Supporters of the rule were apoplectic. Unconstrained Bell company monopolies, they warn, will drive out all competitors, leaving consumers with no choices and higher prices. But this is nonsense, and the court knew it. In one telling and colorful line, the court decried such Bell-bashing, stating that "in competitive markets" telephone companies "can't be used as a piñata," beaten up on all sides.
Is the market really competitive? There's certainly no bottleneck monopoly for many of the network elements covered under these rules. Switching equipment, for instance, is widely available, and firms can operate their own switches in competition with the Bells. (Many do just that.)
Even this element-by-element view of competition, however, misses the big picture. Communications competition is raging — in ways and from technologies never imagined eight years ago. Americans, for instance, are increasingly abandoning their wired phones for wireless ones (choosing their own provider in the process). One measure of the effect: Some colleges don't even bother anymore to put phone jacks in dormitories. Internet-based services are a second looming challenge to the Bell infrastructure. And in high-speed broadband service, incumbent telcos are far behind cable companies in the marketplace.
At the same time, by putting telco networks out for lease, new competitors were discouraged from building networks of their own. And the resulting "competition," among firms all using the same infrastructure, has been rather artificial. Worst, telcos were discouraged from upgrading their networks, leaving everybody worse off.
So, after eight years of warfare, can the armies of lawyers and lobbyists now be sent home? Unlike the two previous rulings, the judges this time tossed the rules outright, rather than merely "remanding" them for another round by the FCC and giving the agency only 60 days to try to write new ones. And Chairman Michael Powell has already asked firms to start negotiating voluntary access agreements, to replace the mandatory rules.
But the pro-regulation camp is not out of options yet. Supporters could ask the Supreme Court to overturn the decision. Three of the five FCC commissioners have already said they support this (although the Bush administration could help by refusing to join the request). There are also other sections of law requiring telcos to open their networks up, which the FCC could try to expand. Lastly, the states could pass their own rules requiring leasing, no doubt leading to still more litigation.

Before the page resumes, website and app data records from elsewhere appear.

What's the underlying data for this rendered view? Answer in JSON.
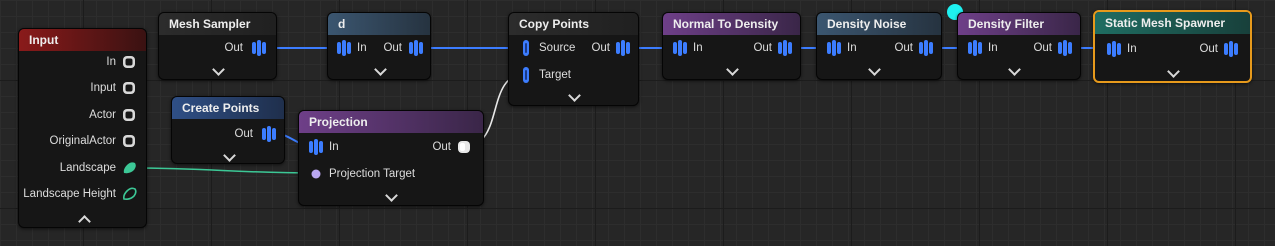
{
  "colors": {
    "wire_points": "#3c7dff",
    "wire_landscape": "#3cc896",
    "wire_projection": "#e8e8e8",
    "header_input": "#8a1a1a",
    "header_sampler": "#2c2c2c",
    "header_subgraph": "#3b5670",
    "header_spatial": "#2f4f86",
    "header_density": "#6e3f88",
    "header_spawner": "#1f6d62",
    "selection_outline": "#e79a1c",
    "selection_dot": "#1ef0f0"
  },
  "nodes": {
    "input": {
      "title": "Input",
      "pins": [
        "In",
        "Input",
        "Actor",
        "OriginalActor",
        "Landscape",
        "Landscape Height"
      ]
    },
    "mesh_sampler": {
      "title": "Mesh Sampler",
      "out": "Out"
    },
    "d": {
      "title": "d",
      "in": "In",
      "out": "Out"
    },
    "create_points": {
      "title": "Create Points",
      "out": "Out"
    },
    "projection": {
      "title": "Projection",
      "in": "In",
      "out": "Out",
      "target": "Projection Target"
    },
    "copy_points": {
      "title": "Copy Points",
      "source": "Source",
      "target": "Target",
      "out": "Out"
    },
    "normal_to_density": {
      "title": "Normal To Density",
      "in": "In",
      "out": "Out"
    },
    "density_noise": {
      "title": "Density Noise",
      "in": "In",
      "out": "Out"
    },
    "density_filter": {
      "title": "Density Filter",
      "in": "In",
      "out": "Out"
    },
    "static_mesh_spawner": {
      "title": "Static Mesh Spawner",
      "in": "In",
      "out": "Out"
    }
  }
}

So the telco quagmire may yet remain. Still, this month's court decision is a significant step forward, providing a faint of glimpse of light, perhaps from a fiber optic cable, at the end of the tunnel.
James Gattuso is a research fellow in regulatory policy at The Heritage Foundation, a Washington-based public policy research institute.